When siblings and multiple generations are together, conditions are ideal to talk turkey about that crucial issue. Whether you want your adult children to hear your wishes or you are a baby boomer preparing to help care for your senior parents, it is valuable to begin or continue the discussion about end-of-life preferences. It is also useful for as many family members as possible to hear and understand what others want. An informed family can support the healthcare proxy and confirm they are indeed following a person’s stated wishes.

There is no one way to have these talks. Use whatever style suits your family.

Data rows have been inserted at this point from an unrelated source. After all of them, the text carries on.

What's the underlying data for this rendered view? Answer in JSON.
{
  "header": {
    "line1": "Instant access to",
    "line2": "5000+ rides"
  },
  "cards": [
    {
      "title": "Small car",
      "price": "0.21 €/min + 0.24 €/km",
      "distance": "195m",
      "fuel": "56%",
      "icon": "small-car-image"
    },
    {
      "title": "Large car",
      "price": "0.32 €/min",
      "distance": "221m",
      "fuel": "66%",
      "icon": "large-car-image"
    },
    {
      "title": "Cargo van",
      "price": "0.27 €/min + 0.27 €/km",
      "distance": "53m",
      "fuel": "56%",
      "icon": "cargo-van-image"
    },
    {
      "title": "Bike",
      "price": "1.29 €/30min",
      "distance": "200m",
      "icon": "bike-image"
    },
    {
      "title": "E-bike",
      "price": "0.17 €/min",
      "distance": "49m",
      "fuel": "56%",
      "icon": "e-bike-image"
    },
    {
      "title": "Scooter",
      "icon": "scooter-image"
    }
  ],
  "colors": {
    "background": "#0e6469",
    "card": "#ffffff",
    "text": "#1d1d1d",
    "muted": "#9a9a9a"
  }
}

And while the paperwork is important, the essential thing is to get the conversation going!

Four Key Questions

Your conversation should cover these important points:

  1. How do you feel about extraordinary life-sustaining treatments if you cannot speak for yourself and:

                                + you have a terminal or very advanced illness?

                                + you are permanently unconscious?

                                + you have severe dementia as in Alzheimer’s disease?

  1. Do you always want all the information available? About your condition? About treatment options and their odds of success? And what success means for quality of life?
  2. What will be important to you when you are dying? No pain? Hold on as long as possible? Family members present? What are your priorities?
  3. Would you want to be in a nursing facility if your condition warranted?

Are You Good to Go?
We have the tools you need to guide the conversation and document the results. They’re all in our Good to Go Toolkitand they’re all free.

Conversation Starters

Here are some ways to get the conversation going. These “appetizers” will lead the way to a satisfying dialogue.

I want to be certain you, my family, know what I would want if I ever get seriously ill and can’t speak for myself.  What do you think I would want? What would you say to the doctors for me? What would you want me to say for you? 

My doctor/attorney/pastor suggested I go over my advance directive with you.

If one of us ever had to make decisions about your treatment because you couldn’t, it would be much easier if we knew what your priorities are for the end of life. .